Updated February 21, 2017 | Factmonster Staff
I, too, dislike it—Marianne Moore
compiled by Borgna Brunner
I don't look on poetry as closed works. I feel they're going on all the time in my head and I occasionally snip off a length.
—John Ashbery, London Times (23 Aug 1984)
I wish our clever young poets would remember my homely definitions of prose and poetry; prose—words in their best order; poetry—the best words in their best order.
—Samuel Taylor Coleridge, Table Talk (July 12, 1827)

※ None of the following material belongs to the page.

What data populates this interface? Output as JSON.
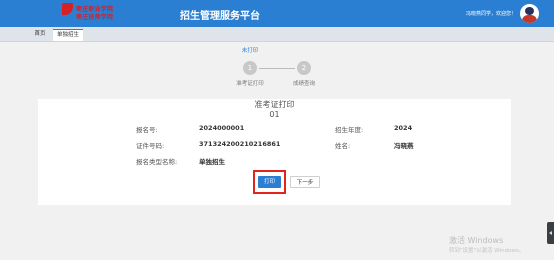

Poetry is ordinary language raised to the Nth power. Poetry is boned with ideas, nerved and blooded with emotions, all held together by the delicate, tough skin of words.
—Paul Engle, New York Times ( 17 Feb. 1957)
I have never started a poem whose end I knew. Writing the poem is discovering.
—Robert Frost, New York Times (7 Nov. 1955)
Poetry is not an expression of the party line. It's that time of night, lying in bed, thinking what you really think, making the private world public, that's what the poet does.
—Allen Ginsberg, Ginsberg: A Biography, Barry Miles (1989).
Poetry is emotion put into measure. The emotion must come by nature, but the measure can be acquired by art.
—Thomas Hardy The Later Years of Thomas Hardy, Florence Emily Hardy (1930).
Poetry should surprise by a fine excess and not by singularity—it should strike the reader as a wording of his own highest thoughts, and appear almost a remembrance.
—John Keats, Letters of John Keats, ed. Frederick Page (1954).
A poem should not mean.
—Archibald MacLeish, "Ars Poetica"
Poetry is the revelation of a feeling that the poet believes to be interior and personal [but] which the reader recognizes as his own.
—Salvatore Quasimodo, New York Times (14 May 1960)
If there's no money in poetry, neither is there poetry in money.
—Robert Graves, "Mammon," Mammon and the Black Goddess (1965).
Poetry is the journal of a sea animal living on land, wanting to fly in the air.
—Carl Sandburg, Atlantic Monthly (March 1923)
Poetry lifts the veil from the hidden beauty of the world, and makes familiar objects be as if they were not familiar.
—Percy Bysshe Shelley, A Defence of Poetry (1840)
The forms of things unknown, the poet's pen
Turns them to shapes, and gives to airy nothing
A local habitation and a name.
—William Shakespeare, A Midsummer Night's Dream
The poet is the priest of the invisible.
—Wallace Stevens, "Adagia" (1957)
All good poetry is the spontaneous overflow of powerful feelings: it takes its origin from emotion recollected in tranquillity.
—William Wordsworth, Lyrical Ballads, preface (1801).
We make out of the quarrel with others, rhetoric, but of the quarrel with ourselves, poetry.
—William Butler Yeats, "Anima Hominis," Essays (1924)